|Sponsored by the HealthcareTrainingInstitute.org providing Quality Education since 1979|
On the last track we discussed managing ambition. An effective method for managing ambition is creative compromise. We examined two types of creative compromise. The two types of creative compromise we examined were compromise for relationships and compromise for core values.
On this track... we will discuss compromise the workaholic male makes regarding housework. While some men pitch in gladly from the beginning, others must be nagged, wheedled, or at the very least reminded to take some responsibility. Either way, I find that workaholic clients who pick up some of the housework often find themselves more involved in their family life. As tools for equalizing housework, we will discuss strategies for avoiding housework and strategies for picking up housework. As you listen to this track, you might consider your workaholic client.

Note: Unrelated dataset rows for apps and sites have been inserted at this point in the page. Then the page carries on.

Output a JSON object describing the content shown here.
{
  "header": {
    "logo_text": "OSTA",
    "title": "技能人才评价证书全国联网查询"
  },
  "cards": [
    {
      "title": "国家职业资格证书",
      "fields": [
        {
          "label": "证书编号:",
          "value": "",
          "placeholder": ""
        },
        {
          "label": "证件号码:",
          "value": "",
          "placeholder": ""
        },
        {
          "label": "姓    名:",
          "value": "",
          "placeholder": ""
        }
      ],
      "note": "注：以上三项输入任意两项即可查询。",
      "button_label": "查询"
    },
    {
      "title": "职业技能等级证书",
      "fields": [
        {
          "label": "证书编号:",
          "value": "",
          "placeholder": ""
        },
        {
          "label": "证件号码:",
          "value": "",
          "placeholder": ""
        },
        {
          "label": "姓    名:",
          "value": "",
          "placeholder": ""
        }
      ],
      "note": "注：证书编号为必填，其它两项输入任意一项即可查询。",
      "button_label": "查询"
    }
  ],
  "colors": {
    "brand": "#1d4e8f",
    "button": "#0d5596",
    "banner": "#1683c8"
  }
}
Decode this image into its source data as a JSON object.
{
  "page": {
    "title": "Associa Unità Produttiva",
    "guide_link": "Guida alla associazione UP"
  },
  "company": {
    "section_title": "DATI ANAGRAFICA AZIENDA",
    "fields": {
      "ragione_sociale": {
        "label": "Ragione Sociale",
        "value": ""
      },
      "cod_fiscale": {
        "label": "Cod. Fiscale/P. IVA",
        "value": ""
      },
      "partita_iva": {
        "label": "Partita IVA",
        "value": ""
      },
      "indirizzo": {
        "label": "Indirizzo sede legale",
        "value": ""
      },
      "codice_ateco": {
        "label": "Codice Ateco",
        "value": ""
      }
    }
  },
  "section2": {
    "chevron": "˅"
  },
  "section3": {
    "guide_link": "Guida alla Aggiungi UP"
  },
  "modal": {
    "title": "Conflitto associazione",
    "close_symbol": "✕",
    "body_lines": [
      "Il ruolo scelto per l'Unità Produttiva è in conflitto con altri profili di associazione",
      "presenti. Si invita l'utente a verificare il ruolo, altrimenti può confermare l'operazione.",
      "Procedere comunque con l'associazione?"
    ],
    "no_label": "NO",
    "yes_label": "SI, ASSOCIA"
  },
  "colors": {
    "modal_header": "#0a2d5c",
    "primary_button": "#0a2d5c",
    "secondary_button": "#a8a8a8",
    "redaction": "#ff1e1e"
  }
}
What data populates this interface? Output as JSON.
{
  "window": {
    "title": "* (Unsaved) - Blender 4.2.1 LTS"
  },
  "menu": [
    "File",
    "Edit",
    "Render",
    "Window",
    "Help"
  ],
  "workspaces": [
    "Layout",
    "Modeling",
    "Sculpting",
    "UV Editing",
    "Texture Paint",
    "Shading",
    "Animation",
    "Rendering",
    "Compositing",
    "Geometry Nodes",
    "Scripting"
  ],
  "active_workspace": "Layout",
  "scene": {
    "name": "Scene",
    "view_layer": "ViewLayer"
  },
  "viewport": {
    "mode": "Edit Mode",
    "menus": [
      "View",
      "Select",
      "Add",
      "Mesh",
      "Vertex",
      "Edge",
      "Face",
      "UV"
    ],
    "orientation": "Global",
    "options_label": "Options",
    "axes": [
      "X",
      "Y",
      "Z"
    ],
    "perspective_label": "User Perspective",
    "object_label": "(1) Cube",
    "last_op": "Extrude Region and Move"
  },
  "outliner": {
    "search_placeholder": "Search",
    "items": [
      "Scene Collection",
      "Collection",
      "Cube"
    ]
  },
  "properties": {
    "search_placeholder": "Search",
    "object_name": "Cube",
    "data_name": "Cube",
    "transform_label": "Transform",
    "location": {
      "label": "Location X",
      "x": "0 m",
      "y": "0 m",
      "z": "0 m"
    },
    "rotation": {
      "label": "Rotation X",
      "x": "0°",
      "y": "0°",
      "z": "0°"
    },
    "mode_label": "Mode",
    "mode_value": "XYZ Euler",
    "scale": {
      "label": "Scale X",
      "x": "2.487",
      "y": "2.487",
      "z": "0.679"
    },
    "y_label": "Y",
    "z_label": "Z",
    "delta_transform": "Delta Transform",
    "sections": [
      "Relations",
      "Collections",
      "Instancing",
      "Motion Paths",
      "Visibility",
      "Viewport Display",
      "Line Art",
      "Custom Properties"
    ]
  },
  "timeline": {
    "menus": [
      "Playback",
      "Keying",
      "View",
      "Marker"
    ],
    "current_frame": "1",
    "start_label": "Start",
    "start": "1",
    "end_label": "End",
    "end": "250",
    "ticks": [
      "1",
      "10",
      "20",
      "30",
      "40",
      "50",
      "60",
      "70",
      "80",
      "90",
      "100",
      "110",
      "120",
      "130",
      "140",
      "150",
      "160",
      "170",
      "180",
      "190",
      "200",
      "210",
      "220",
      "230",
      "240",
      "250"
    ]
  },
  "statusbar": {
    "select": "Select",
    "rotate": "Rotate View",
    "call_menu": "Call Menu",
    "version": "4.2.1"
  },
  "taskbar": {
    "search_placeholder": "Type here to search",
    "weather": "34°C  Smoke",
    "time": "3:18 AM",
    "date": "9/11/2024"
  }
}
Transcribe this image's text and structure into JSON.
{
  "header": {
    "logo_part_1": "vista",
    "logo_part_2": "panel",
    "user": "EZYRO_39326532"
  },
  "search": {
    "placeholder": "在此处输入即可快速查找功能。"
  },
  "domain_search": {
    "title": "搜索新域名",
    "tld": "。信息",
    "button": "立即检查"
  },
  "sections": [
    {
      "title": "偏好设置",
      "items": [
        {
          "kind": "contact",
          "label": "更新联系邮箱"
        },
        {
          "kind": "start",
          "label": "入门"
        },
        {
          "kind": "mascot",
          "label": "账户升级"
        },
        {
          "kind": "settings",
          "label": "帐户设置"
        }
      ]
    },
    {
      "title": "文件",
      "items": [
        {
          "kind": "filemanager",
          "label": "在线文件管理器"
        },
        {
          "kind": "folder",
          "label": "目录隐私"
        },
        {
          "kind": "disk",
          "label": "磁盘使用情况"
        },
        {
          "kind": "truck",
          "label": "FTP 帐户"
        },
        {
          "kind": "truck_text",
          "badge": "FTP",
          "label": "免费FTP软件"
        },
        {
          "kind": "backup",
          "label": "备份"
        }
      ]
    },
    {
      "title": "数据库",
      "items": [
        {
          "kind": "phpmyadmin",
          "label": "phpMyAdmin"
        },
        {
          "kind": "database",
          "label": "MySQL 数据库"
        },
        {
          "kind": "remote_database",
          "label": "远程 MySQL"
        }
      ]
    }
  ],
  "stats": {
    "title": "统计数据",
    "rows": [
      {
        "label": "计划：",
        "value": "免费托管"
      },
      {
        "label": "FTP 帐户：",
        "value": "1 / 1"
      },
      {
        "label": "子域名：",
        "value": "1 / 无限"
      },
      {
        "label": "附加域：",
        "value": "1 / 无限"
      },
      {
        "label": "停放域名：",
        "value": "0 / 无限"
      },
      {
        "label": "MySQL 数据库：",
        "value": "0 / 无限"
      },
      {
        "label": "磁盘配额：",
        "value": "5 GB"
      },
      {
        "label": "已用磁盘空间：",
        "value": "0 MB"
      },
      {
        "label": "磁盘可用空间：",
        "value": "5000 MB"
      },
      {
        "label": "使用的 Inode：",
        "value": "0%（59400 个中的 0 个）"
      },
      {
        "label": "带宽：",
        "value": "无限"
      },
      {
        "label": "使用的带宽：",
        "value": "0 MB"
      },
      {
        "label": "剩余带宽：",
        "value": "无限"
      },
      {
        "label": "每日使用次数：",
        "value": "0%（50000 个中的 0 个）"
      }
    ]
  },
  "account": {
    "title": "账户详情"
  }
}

Could playing this track in an upcoming session be productive?
#1 Strategies for Avoiding Housework
1. The first is passive resistance. When I asked one client how he responded to requests to do housework, he answered, "In one ear, and out the other." Forms of passive resistance can include ignoring a request for help, being oblivious to children’s needs, or performing a request but doing it grumpily and grudgingly.
2. The second strategy commonly used by workaholic clients to avoid housework is incompetence. Even little children know this tactic—if the client breaks enough dishes, he won’t be asked to wash them anymore.
3. In addition to passive resistance and incompetent, a third strategy for avoiding housework is praise. Yes, praise. Praise at home may have the effect of keeping the work within the women’s domain. The unspoken message is, "You’re so good at it, you should do it." Does your workaholic client use praise as a strategy for avoiding housework.
4. Different standards are also sometimes used by my workaholic clients. In these cases, men use different standards at home. These standards may be lower. I find clients don’t care as much if the clothes are clean or their kids take healthy lunches to school.
5. A fifth strategy for avoiding housework is denial. As you know, denial takes a variety of forms. I find that male workaholic clients tend to exaggerate their own contributions by comparing themselves to previous generations, attribute greater contributions of their wives to their wives’ personalities or preferences, and obscure who’s doing what by invoking rules and patterns that sound fair and equal but in practice are not.
#2 Strategies for Picking Up Housework
1. First, suggest clients have extended time alone with kids. This helps clients to see just what it takes to care for a child and run a home. In one extreme case, a client of mine, Tim, reported that when his wife had to leave home for six months for a work assignment, it transformed him. Tim was a surgeon in training who had to put in long hours. Tim stated, "Now I notice and take action when the family needs milk or diapers."
2. Next, you might consider helping your client avoid criticism regarding his efforts by his family. I stated to Harold’s wife, "Let him complete tasks as he sees fit. Remind yourself that the end result is what matters—a happy baby, a reasonably clean floor. You may have to bite your tongue at first, but it’s worth it. That means no nagging, no directions, no micromanaging. If he is feeding the kids, it is up to him to cook, clean, and choose healthy alternatives. He’s an adult and if he decides to take them out instead of eat leftovers, that’s okay."
3. Third, I suggest to my clients that they divide responsibilities based on interests and competencies. For example, if your client likes grocery shopping but hates cleaning, you might suggest that he arrange the responsibilities accordingly. Of course, sticking to the plan isn’t always easy. Would you agree that open lines of communication and a sense of respect are critical ingredients?
Harold also found a critical ingredient to dividing responsibilities is also a sense of humor. Harold stated, "The other day my wife said, "You know, the Board of Health called today and said that they were condemning the bathroom for unsanitary conditions, dear.’ I thought about that for awhile, then I cleaned the bathroom." Think of your Harold. How might your workaholic client respond?
5. Finally, your client might consider getting a housekeeper or cleaning service. A weekly or biweekly blitz by an experienced cleaner can be productive, especially if your client’s spouse works also. I stated to Tim, the surgeon, "Remember that your time is valuable. If you and your wife don’t have time to engage in housework and be a family, you might consider a cleaning service." Think of your Tim. Could your workaholic client benefit from a cleaning service or other strategies for picking up housework?
On this track... we discussed picking up housework. As tools for equalizing housework, we discussed strategies for avoiding housework and strategies for picking up housework.
Others who bought this Addictions/Substance Abuse Course